Summary: Quality measurements for health care providers, hospitals, surgical centers and so on are a hot topic. Everybody’s got a favorite source (Yelp? AHRQ? Leapfrog? Consumer Reports? U.S. News and World Report? Your Facebook friends?) but the bottom line seems to be this: There’s a cacophony of competing sources of measurement, none of them particularly strong. So we were interested to see this recent study revealing the outcome of the latest government effort to resolve the problem, as described by Alexandra Robbins in The Atlantic.



“When Department of Health and Human Services administrators decided to base 30 percent of hospitals’ Medicare reimbursement on patient satisfaction survey scores, they likely figured that transparency and accountability would improve healthcare. The Centers for Medicare and Medicaid Services (CMS) officials wrote, rather reasonably, ‘Delivery of high-quality, patient-centered care requires us to carefully consider the patient’s experience in the hospital inpatient setting.’ They probably had no idea that their methods could end up indirectly harming patients.

“Beginning in October 2012, the Affordable Care Act implemented a policy withholding 1 percent of total Medicare reimbursements—approximately $850 million—from hospitals (that percentage will double in 2017). Each year, only hospitals with high patient-satisfaction scores and a measure of certain basic care standards will earn that money back, and the top performers will receive bonus money from the pool.Patient-satisfaction surveys have their place. But the potential cost of the subjective scores are leading hospitals to steer focus away from patient health, messing with the highest stakes possible: people’s lives.” Alexandra Robbins, The Problem With Satisfied Patients, The Atlantic.




Jeanne Pinder
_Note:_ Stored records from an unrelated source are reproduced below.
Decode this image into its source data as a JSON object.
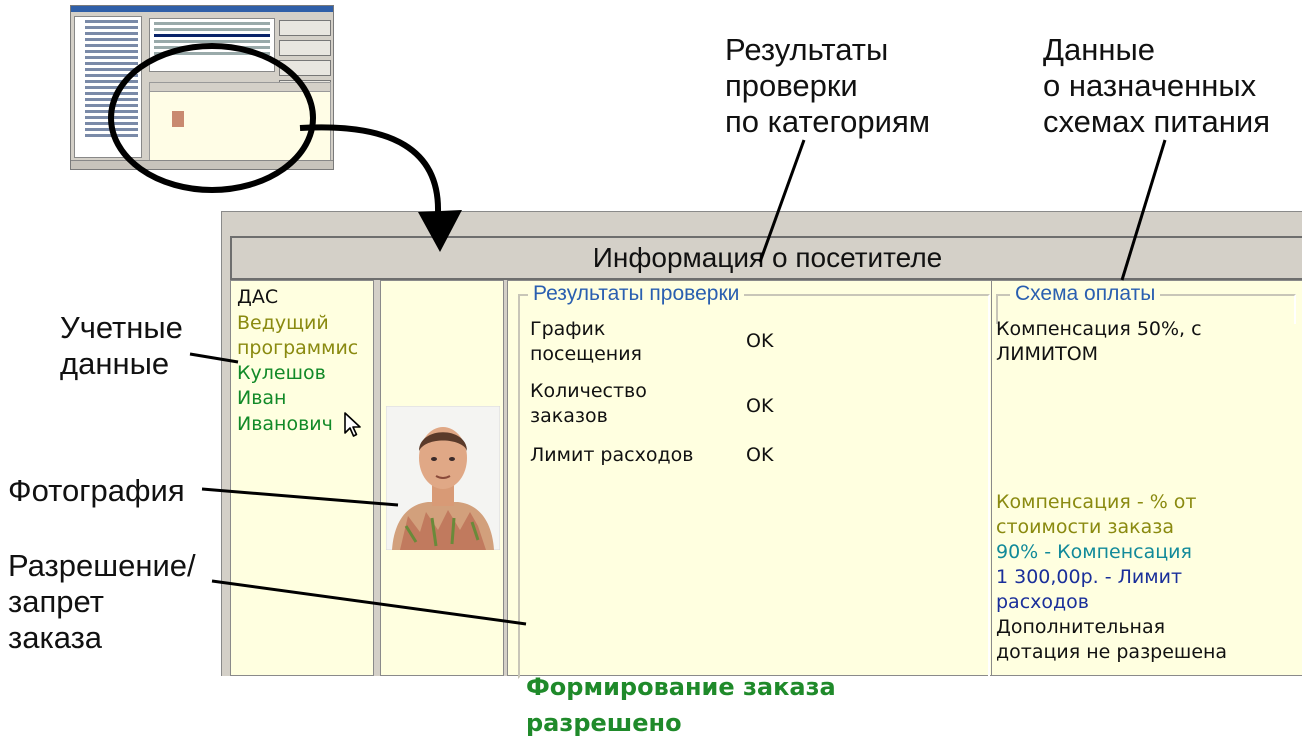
{
  "callouts": {
    "results": "Результаты\nпроверки\nпо категориям",
    "schemes": "Данные\nо назначенных\nсхемах питания",
    "credentials": "Учетные\nданные",
    "photo": "Фотография",
    "permission": "Разрешение/\nзапрет\nзаказа"
  },
  "panel": {
    "title": "Информация о посетителе",
    "user": {
      "login": "ДАС",
      "position_line1": "Ведущий",
      "position_line2": "программис",
      "last_name": "Кулешов",
      "first_name": "Иван",
      "patronymic": "Иванович"
    },
    "checks": {
      "legend": "Результаты проверки",
      "rows": [
        {
          "label_line1": "График",
          "label_line2": "посещения",
          "status": "OK"
        },
        {
          "label_line1": "Количество",
          "label_line2": "заказов",
          "status": "OK"
        },
        {
          "label_line1": "Лимит расходов",
          "label_line2": "",
          "status": "OK"
        }
      ],
      "verdict_line1": "Формирование заказа",
      "verdict_line2": "разрешено"
    },
    "scheme": {
      "legend": "Схема оплаты",
      "name_line1": "Компенсация 50%, с",
      "name_line2": "лимитом",
      "type_line1": "Компенсация - % от",
      "type_line2": "стоимости заказа",
      "compensation": "90% - Компенсация",
      "limit_line1": "1 300,00р. - Лимит",
      "limit_line2": "расходов",
      "extra_line1": "Дополнительная",
      "extra_line2": "дотация не разрешена"
    }
  },
  "icons": [
    "mouse-pointer-icon",
    "callout-arrow-icon"
  ],
  "colors": {
    "panel_bg": "#ffffe0",
    "frame": "#d4d0c8",
    "legend": "#2a5fb0",
    "position": "#8a8a10",
    "name": "#128a28",
    "verdict": "#1f8a2a",
    "compensation": "#128a9a",
    "limit": "#1a2f9a"
  }
}
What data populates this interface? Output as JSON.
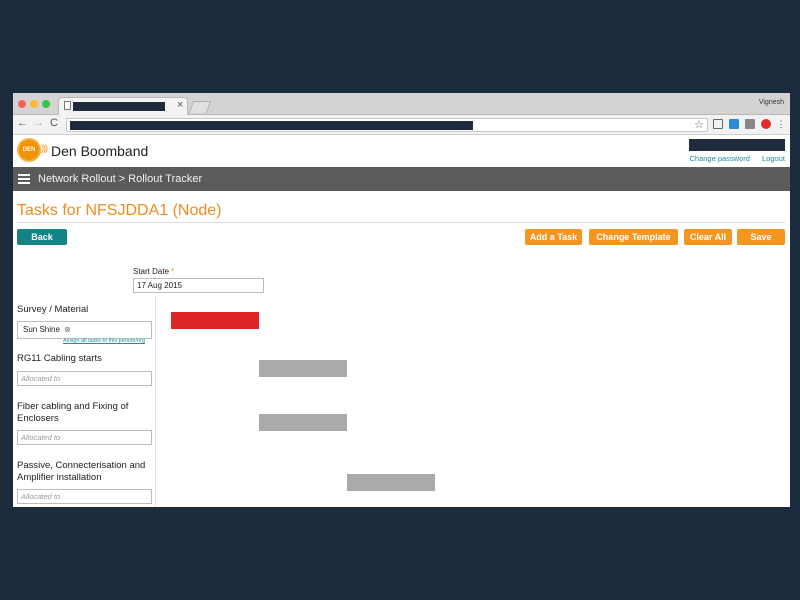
{
  "browser": {
    "profile_name": "Vignesh",
    "tab_close": "×",
    "nav_back": "←",
    "nav_forward": "→",
    "nav_reload": "C",
    "bookmark_star": "☆"
  },
  "header": {
    "logo_text": "DEN",
    "brand": "Den Boomband",
    "links": [
      "Change password",
      "Logout"
    ]
  },
  "nav": {
    "breadcrumb": "Network Rollout > Rollout Tracker"
  },
  "page": {
    "title": "Tasks for NFSJDDA1 (Node)",
    "back_label": "Back",
    "actions": [
      "Add a Task",
      "Change Template",
      "Clear All",
      "Save"
    ],
    "start_date_label": "Start Date",
    "start_date_required": "*",
    "start_date_value": "17 Aug 2015"
  },
  "tasks": [
    {
      "name": "Survey / Material",
      "assignee": "Sun Shine",
      "assignee_remove": "⊗",
      "assign_link": "Assign all tasks to this person/org",
      "allocated_placeholder": "",
      "bar_color": "#dd2523"
    },
    {
      "name": "RG11 Cabling starts",
      "allocated_placeholder": "Allocated to",
      "bar_color": "#aaaaaa"
    },
    {
      "name": "Fiber cabling and Fixing of Enclosers",
      "allocated_placeholder": "Allocated to",
      "bar_color": "#aaaaaa"
    },
    {
      "name": "Passive, Connecterisation and Amplifier installation",
      "allocated_placeholder": "Allocated to",
      "bar_color": "#aaaaaa"
    }
  ],
  "colors": {
    "accent": "#f39622",
    "title": "#f08c1e",
    "teal": "#138385",
    "nav_band": "#5b5b5b",
    "task_done": "#dd2523",
    "task_pending": "#aaaaaa"
  }
}
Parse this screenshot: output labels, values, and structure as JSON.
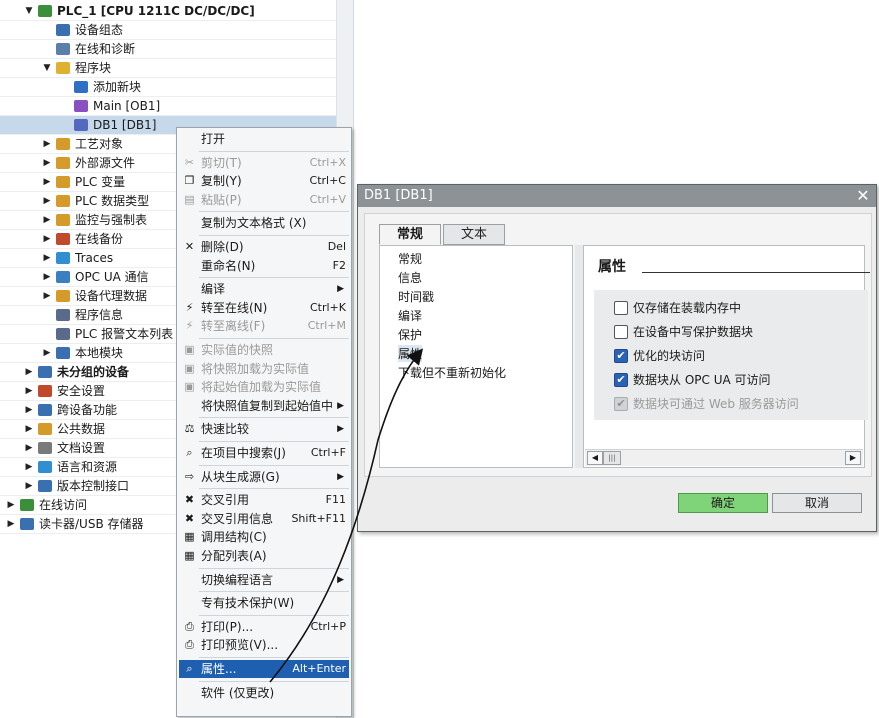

Jeanne Pinder  is the founder and CEO of ClearHealthCosts. She worked at The New York Times for almost 25 years as a reporter, editor and human resources executive, then volunteered for a buyout and founded...